The phrase “silent payments” seems to fit perfectly in the context of Bitcoin, since people often associate this currency and its network with anonymity or privacy. In this case, silent payments is the name of a new scheme for transacting with BTC that promises improvements in privacy.
Silent payments could be compared to sending messages through smoke signals, as some aboriginal tribes did in the past. In a reality where silent payments are smoke signals, the equivalent of traditional payments would be cards.
Letters, as well as Bitcoin transactions, are sent directly from one address to another; whereas with smoke signals, as with silent payments, the message is published in view of all, but could only be deciphered by the people or the recipient to whom it is addressed.
The silent payment protocol in Bitcoin it seeks to avoid direct interaction between the address that sends a transaction and the one that receives it; For this reason, the transaction does not travel directly from the sender to the receiver, but must be detected and decoded by the person who will receive it.
Behind the scenes of silent payments in Bitcoin
the developer Ruben Somsen, the brains behind the idea of silent payments in Bitcoin, explains in its repository GitHub the processes that are carried out when carrying out a transaction of this type.
First of all, it is worth mentioning that this payment mechanism makes use of the ECDH Key Exchange protocol (Elliptic Curve Diffie-Hellman Key Exchange).
It is an anonymous scheme in which cryptography is used and allows its participants to establish a shared secret. This tool is extremely useful in these cases, as it works as a kind of key that only the parties involved in the transaction are aware of.
When making a transaction using the scheme presented by Somsen, the first step is taken by the receiver, who generates an address for silent payments in Bitcoin.

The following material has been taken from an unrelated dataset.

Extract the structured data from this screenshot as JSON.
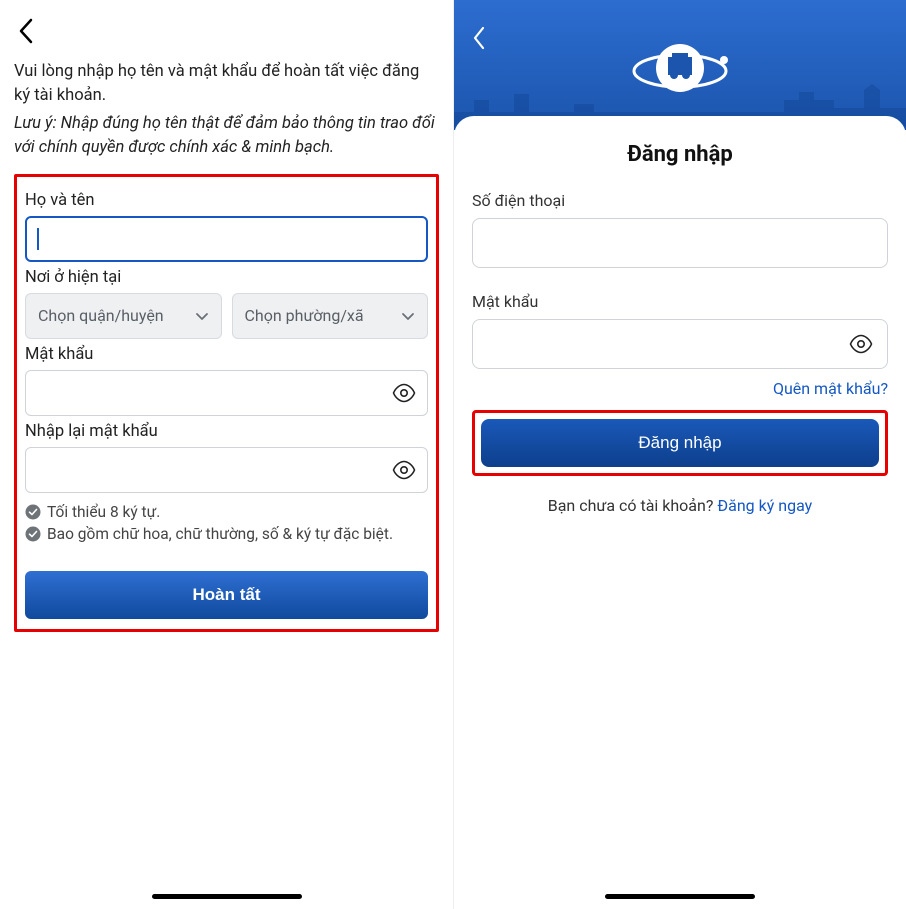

The sender then creates a shared secret using the ECDH protocol, the public key of the receiver’s silent payments address, and a input (incoming transaction) that you have chosen to make the payment.
The shared secret allows the issuer to make changes to the address of silent payments. However, only the receiver can spend the balance contained in this address. In order to access the payment, it is necessary for the receiver to detect it after having scanned the transactions made in the Bitcoin transaction book.
Silent payments, but somewhat problematic
There are several problems present in executing silent payments in Bitcoin. Some have potential solutions, but not definitive ones due to lack of practicality or efficiency.
A long, long, treasure hunt
One of the main problems is the long time it would take for the receiver to scan all unspent transactions (UTXO) on the network to detect the corresponding payment.
Among the possible silver solutions for this problem is to scan only transactions that use taproot. This would shorten the search tremendously, as taproot adoption is still very low.
However, it is expected that little by little the use of taproot will become widespread among bitcoiners, which would cause scanning problems in silent payments to resurface.
It should be noted that the use of taproot for this type of transaction is highly recommended, as it is one of the most recent improvements made to the Bitcoin protocol and optimizes its privacy and efficiency.
The best option provided by Somsen to the presented problem consists of using all the inputs involved in the transaction, and not just one of them, at the time of modifying the address of the silent payment. This cuts the effort printed on the search in half, although it poses a new setback if you want to use tools like CoinJoin to hide the origin of BTC payments.
Silent payments take the blindfold off CoinJoin
The way the tool protocol works CoinJoin is by nature incompatible with silent payments.
This is because CoinJoin takes care of hiding the input of the transactions for the receiver of the payment and the other participants do not know who it comes from. Silent payments, on the contrary, reveal the input. Fortunately, there is a solution for that too.
So that the participants of a CoinJoin operation cannot know where the silent payment included in the transaction comes from, it is necessary to resort to a blinding scheme.
This type of scheme is able to hide the silent payment input. In this way, the problem of silent payments with CoinJoin is solved, but its cost implies that the complexity of the operation at the programming level increases considerably.
While silent payments represent an interesting improvement to Bitcoin, there are other similar initiatives that have been promoted before.
One of them is SNICKER, introduced by developer Adam Gibson several years ago and specifically focused on improving privacy when using CoinJoin. Another initiative is Wormhole, proposed by the developer Max Hillebrand, and which also focuses on improving privacy among users who participate in operations with CoinJoin.